▶ **Action item**: Print the listing as it stands, omitting all images.

▶ **Data in this exercise**:

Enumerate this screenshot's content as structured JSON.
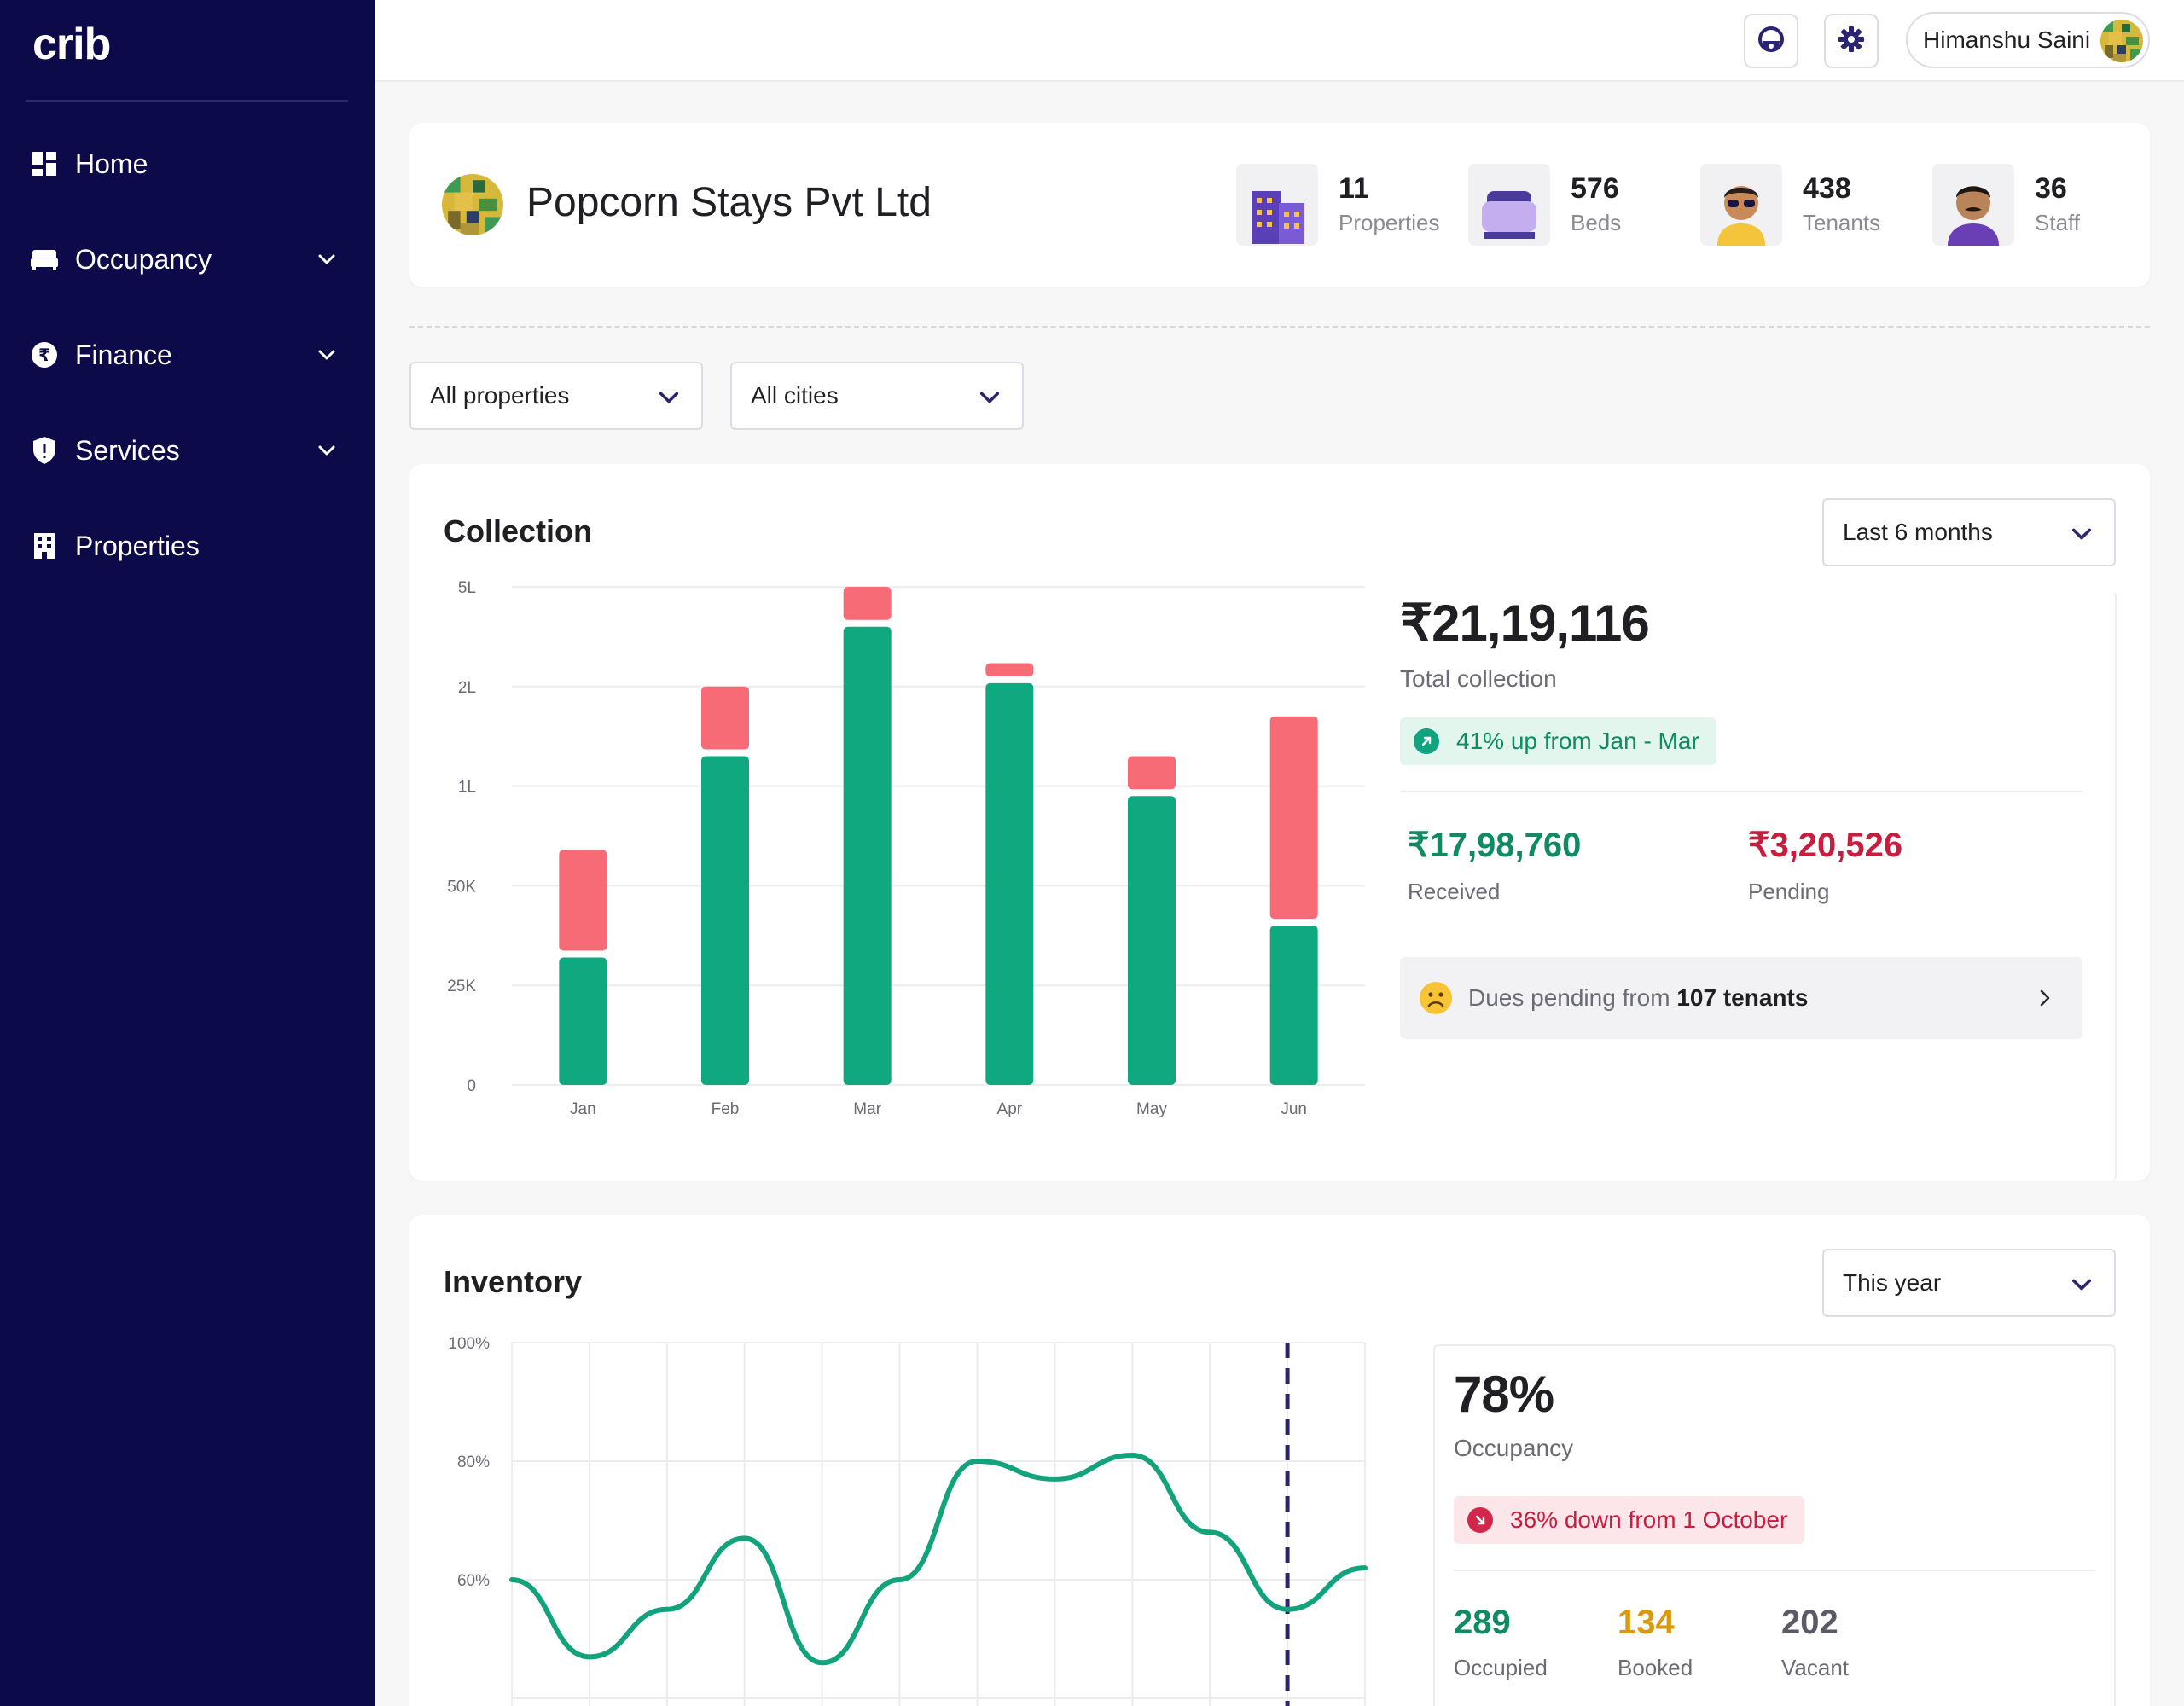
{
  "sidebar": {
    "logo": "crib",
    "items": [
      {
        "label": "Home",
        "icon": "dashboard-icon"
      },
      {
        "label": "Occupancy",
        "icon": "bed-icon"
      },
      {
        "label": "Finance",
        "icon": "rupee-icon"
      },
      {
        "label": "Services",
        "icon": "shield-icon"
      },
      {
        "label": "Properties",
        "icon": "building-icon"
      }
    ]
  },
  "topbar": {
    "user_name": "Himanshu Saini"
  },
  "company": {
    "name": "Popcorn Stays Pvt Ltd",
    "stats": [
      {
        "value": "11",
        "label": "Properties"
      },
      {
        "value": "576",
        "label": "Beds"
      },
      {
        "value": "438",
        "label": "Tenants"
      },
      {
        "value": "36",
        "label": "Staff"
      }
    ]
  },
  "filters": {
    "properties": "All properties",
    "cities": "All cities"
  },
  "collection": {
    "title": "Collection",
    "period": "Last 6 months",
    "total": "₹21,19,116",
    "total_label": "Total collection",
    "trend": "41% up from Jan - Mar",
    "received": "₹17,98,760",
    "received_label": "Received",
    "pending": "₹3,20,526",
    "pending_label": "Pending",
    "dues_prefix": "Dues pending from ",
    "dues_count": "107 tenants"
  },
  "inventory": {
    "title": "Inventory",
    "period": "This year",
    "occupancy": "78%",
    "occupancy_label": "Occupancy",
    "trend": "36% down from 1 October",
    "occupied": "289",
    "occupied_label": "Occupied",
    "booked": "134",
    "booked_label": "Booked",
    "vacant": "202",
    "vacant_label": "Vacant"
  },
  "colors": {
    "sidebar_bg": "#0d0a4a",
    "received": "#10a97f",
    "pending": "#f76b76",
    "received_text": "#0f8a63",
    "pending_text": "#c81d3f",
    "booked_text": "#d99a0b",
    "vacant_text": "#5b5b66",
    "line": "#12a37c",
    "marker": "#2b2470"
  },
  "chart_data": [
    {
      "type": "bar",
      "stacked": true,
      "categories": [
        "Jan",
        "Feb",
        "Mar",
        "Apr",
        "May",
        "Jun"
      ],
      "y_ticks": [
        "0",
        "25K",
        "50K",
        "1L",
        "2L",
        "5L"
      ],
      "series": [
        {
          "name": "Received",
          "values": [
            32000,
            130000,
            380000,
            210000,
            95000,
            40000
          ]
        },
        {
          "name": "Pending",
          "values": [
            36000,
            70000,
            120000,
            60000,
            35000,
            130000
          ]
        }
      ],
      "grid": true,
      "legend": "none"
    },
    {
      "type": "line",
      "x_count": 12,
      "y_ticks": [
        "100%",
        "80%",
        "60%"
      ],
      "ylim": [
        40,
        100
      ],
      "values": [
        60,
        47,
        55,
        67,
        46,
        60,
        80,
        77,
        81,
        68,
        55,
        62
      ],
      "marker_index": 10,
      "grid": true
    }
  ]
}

▶ **Answer**:
Enumerate this screenshot's content as structured JSON.
{
  "sidebar": {
    "logo": "crib",
    "items": [
      {
        "label": "Home",
        "icon": "dashboard-icon"
      },
      {
        "label": "Occupancy",
        "icon": "bed-icon"
      },
      {
        "label": "Finance",
        "icon": "rupee-icon"
      },
      {
        "label": "Services",
        "icon": "shield-icon"
      },
      {
        "label": "Properties",
        "icon": "building-icon"
      }
    ]
  },
  "topbar": {
    "user_name": "Himanshu Saini"
  },
  "company": {
    "name": "Popcorn Stays Pvt Ltd",
    "stats": [
      {
        "value": "11",
        "label": "Properties"
      },
      {
        "value": "576",
        "label": "Beds"
      },
      {
        "value": "438",
        "label": "Tenants"
      },
      {
        "value": "36",
        "label": "Staff"
      }
    ]
  },
  "filters": {
    "properties": "All properties",
    "cities": "All cities"
  },
  "collection": {
    "title": "Collection",
    "period": "Last 6 months",
    "total": "₹21,19,116",
    "total_label": "Total collection",
    "trend": "41% up from Jan - Mar",
    "received": "₹17,98,760",
    "received_label": "Received",
    "pending": "₹3,20,526",
    "pending_label": "Pending",
    "dues_prefix": "Dues pending from ",
    "dues_count": "107 tenants"
  },
  "inventory": {
    "title": "Inventory",
    "period": "This year",
    "occupancy": "78%",
    "occupancy_label": "Occupancy",
    "trend": "36% down from 1 October",
    "occupied": "289",
    "occupied_label": "Occupied",
    "booked": "134",
    "booked_label": "Booked",
    "vacant": "202",
    "vacant_label": "Vacant"
  },
  "colors": {
    "sidebar_bg": "#0d0a4a",
    "received": "#10a97f",
    "pending": "#f76b76",
    "received_text": "#0f8a63",
    "pending_text": "#c81d3f",
    "booked_text": "#d99a0b",
    "vacant_text": "#5b5b66",
    "line": "#12a37c",
    "marker": "#2b2470"
  },
  "chart_data": [
    {
      "type": "bar",
      "stacked": true,
      "categories": [
        "Jan",
        "Feb",
        "Mar",
        "Apr",
        "May",
        "Jun"
      ],
      "y_ticks": [
        "0",
        "25K",
        "50K",
        "1L",
        "2L",
        "5L"
      ],
      "series": [
        {
          "name": "Received",
          "values": [
            32000,
            130000,
            380000,
            210000,
            95000,
            40000
          ]
        },
        {
          "name": "Pending",
          "values": [
            36000,
            70000,
            120000,
            60000,
            35000,
            130000
          ]
        }
      ],
      "grid": true,
      "legend": "none"
    },
    {
      "type": "line",
      "x_count": 12,
      "y_ticks": [
        "100%",
        "80%",
        "60%"
      ],
      "ylim": [
        40,
        100
      ],
      "values": [
        60,
        47,
        55,
        67,
        46,
        60,
        80,
        77,
        81,
        68,
        55,
        62
      ],
      "marker_index": 10,
      "grid": true
    }
  ]
}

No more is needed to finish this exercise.